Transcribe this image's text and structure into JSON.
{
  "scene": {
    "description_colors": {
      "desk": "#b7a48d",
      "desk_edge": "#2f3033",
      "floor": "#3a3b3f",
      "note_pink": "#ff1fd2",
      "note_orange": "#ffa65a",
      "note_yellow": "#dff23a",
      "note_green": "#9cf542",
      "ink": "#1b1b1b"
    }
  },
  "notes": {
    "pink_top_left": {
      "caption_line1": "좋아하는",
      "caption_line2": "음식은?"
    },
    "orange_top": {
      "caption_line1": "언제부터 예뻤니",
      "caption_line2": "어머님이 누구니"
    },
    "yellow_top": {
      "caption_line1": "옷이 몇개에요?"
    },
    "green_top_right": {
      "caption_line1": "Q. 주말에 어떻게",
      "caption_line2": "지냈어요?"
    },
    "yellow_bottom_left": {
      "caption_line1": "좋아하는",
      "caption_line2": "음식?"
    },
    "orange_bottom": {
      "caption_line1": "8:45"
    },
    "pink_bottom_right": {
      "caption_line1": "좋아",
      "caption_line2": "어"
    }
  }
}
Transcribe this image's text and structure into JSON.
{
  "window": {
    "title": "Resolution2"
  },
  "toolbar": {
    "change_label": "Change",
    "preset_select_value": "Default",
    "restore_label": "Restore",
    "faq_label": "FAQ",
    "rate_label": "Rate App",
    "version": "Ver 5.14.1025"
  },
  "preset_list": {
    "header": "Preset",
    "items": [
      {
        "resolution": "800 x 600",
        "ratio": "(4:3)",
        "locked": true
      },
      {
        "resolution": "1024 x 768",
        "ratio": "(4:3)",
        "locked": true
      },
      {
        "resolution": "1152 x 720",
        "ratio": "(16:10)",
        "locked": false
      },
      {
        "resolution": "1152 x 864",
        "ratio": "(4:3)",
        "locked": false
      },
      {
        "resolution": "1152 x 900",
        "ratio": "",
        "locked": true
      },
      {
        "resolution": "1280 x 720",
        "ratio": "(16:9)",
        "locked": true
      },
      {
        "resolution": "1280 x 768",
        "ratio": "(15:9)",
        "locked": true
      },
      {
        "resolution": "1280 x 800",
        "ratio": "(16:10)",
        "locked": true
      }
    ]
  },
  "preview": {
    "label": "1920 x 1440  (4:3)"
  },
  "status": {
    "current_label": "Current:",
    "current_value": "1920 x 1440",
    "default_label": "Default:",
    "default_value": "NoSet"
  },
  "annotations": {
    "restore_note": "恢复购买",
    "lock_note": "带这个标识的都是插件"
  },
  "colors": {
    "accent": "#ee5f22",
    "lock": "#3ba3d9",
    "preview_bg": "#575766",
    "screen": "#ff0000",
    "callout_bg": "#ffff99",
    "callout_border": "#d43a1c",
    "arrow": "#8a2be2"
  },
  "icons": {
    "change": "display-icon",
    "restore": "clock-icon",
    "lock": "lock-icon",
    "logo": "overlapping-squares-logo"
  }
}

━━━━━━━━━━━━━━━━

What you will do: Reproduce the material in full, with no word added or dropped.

Reply to the exercise:
Transcribe this image's text and structure into JSON.
{
  "scene": {
    "description_colors": {
      "desk": "#b7a48d",
      "desk_edge": "#2f3033",
      "floor": "#3a3b3f",
      "note_pink": "#ff1fd2",
      "note_orange": "#ffa65a",
      "note_yellow": "#dff23a",
      "note_green": "#9cf542",
      "ink": "#1b1b1b"
    }
  },
  "notes": {
    "pink_top_left": {
      "caption_line1": "좋아하는",
      "caption_line2": "음식은?"
    },
    "orange_top": {
      "caption_line1": "언제부터 예뻤니",
      "caption_line2": "어머님이 누구니"
    },
    "yellow_top": {
      "caption_line1": "옷이 몇개에요?"
    },
    "green_top_right": {
      "caption_line1": "Q. 주말에 어떻게",
      "caption_line2": "지냈어요?"
    },
    "yellow_bottom_left": {
      "caption_line1": "좋아하는",
      "caption_line2": "음식?"
    },
    "orange_bottom": {
      "caption_line1": "8:45"
    },
    "pink_bottom_right": {
      "caption_line1": "좋아",
      "caption_line2": "어"
    }
  }
}
Transcribe this image's text and structure into JSON.
{
  "window": {
    "title": "Resolution2"
  },
  "toolbar": {
    "change_label": "Change",
    "preset_select_value": "Default",
    "restore_label": "Restore",
    "faq_label": "FAQ",
    "rate_label": "Rate App",
    "version": "Ver 5.14.1025"
  },
  "preset_list": {
    "header": "Preset",
    "items": [
      {
        "resolution": "800 x 600",
        "ratio": "(4:3)",
        "locked": true
      },
      {
        "resolution": "1024 x 768",
        "ratio": "(4:3)",
        "locked": true
      },
      {
        "resolution": "1152 x 720",
        "ratio": "(16:10)",
        "locked": false
      },
      {
        "resolution": "1152 x 864",
        "ratio": "(4:3)",
        "locked": false
      },
      {
        "resolution": "1152 x 900",
        "ratio": "",
        "locked": true
      },
      {
        "resolution": "1280 x 720",
        "ratio": "(16:9)",
        "locked": true
      },
      {
        "resolution": "1280 x 768",
        "ratio": "(15:9)",
        "locked": true
      },
      {
        "resolution": "1280 x 800",
        "ratio": "(16:10)",
        "locked": true
      }
    ]
  },
  "preview": {
    "label": "1920 x 1440  (4:3)"
  },
  "status": {
    "current_label": "Current:",
    "current_value": "1920 x 1440",
    "default_label": "Default:",
    "default_value": "NoSet"
  },
  "annotations": {
    "restore_note": "恢复购买",
    "lock_note": "带这个标识的都是插件"
  },
  "colors": {
    "accent": "#ee5f22",
    "lock": "#3ba3d9",
    "preview_bg": "#575766",
    "screen": "#ff0000",
    "callout_bg": "#ffff99",
    "callout_border": "#d43a1c",
    "arrow": "#8a2be2"
  },
  "icons": {
    "change": "display-icon",
    "restore": "clock-icon",
    "lock": "lock-icon",
    "logo": "overlapping-squares-logo"
  }
}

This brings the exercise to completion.